=== PROBLEM DESCRIPTION ===
Produce a copy of every line in the records that holds the string "name".
─── RECORDS SUPPLIED
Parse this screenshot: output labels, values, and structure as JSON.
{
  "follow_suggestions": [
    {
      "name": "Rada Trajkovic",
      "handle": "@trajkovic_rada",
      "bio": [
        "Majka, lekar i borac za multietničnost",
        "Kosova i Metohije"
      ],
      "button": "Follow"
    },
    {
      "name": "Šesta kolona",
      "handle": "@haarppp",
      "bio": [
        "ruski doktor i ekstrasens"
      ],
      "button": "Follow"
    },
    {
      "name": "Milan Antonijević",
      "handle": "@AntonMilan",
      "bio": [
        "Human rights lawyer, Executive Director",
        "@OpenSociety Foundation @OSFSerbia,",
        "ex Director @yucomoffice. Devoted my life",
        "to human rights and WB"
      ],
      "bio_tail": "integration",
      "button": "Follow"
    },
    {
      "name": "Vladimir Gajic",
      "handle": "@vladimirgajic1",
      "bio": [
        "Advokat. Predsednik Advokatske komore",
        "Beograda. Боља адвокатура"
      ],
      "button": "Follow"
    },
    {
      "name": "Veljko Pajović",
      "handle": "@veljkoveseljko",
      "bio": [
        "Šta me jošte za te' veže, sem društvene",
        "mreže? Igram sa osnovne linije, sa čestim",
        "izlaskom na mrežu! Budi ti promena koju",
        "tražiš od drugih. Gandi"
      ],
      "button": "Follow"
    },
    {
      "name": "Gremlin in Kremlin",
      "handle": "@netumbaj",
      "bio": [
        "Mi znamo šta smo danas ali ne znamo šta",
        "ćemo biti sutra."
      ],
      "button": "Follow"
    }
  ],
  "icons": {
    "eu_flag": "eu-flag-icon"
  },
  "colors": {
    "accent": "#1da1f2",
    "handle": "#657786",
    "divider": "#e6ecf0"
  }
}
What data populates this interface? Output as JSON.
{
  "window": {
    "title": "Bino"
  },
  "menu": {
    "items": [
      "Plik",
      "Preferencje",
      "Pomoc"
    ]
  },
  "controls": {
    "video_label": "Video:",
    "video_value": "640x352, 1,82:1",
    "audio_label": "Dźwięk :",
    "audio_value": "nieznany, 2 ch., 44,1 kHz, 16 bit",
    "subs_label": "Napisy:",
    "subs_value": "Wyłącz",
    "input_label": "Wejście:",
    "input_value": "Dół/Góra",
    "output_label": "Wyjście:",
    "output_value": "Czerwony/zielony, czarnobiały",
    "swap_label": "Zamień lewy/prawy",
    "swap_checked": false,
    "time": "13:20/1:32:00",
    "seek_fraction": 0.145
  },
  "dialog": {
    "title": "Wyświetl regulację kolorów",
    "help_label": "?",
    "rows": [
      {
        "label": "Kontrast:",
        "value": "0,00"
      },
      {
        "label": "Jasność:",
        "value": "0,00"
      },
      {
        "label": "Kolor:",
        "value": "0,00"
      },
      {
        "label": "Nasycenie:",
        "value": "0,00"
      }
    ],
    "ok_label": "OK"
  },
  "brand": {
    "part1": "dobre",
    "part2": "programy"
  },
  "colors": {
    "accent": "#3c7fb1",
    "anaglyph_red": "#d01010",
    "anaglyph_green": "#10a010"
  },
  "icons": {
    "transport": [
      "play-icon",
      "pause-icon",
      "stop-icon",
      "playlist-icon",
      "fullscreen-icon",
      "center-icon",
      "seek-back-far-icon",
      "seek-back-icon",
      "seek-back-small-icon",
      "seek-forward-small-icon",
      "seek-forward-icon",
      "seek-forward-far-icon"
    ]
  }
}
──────
=== OUTPUT OF THE EXERCISE ===
      "name": "Rada Trajkovic",
      "name": "Šesta kolona",
      "name": "Milan Antonijević",
      "name": "Vladimir Gajic",
      "name": "Veljko Pajović",
      "name": "Gremlin in Kremlin",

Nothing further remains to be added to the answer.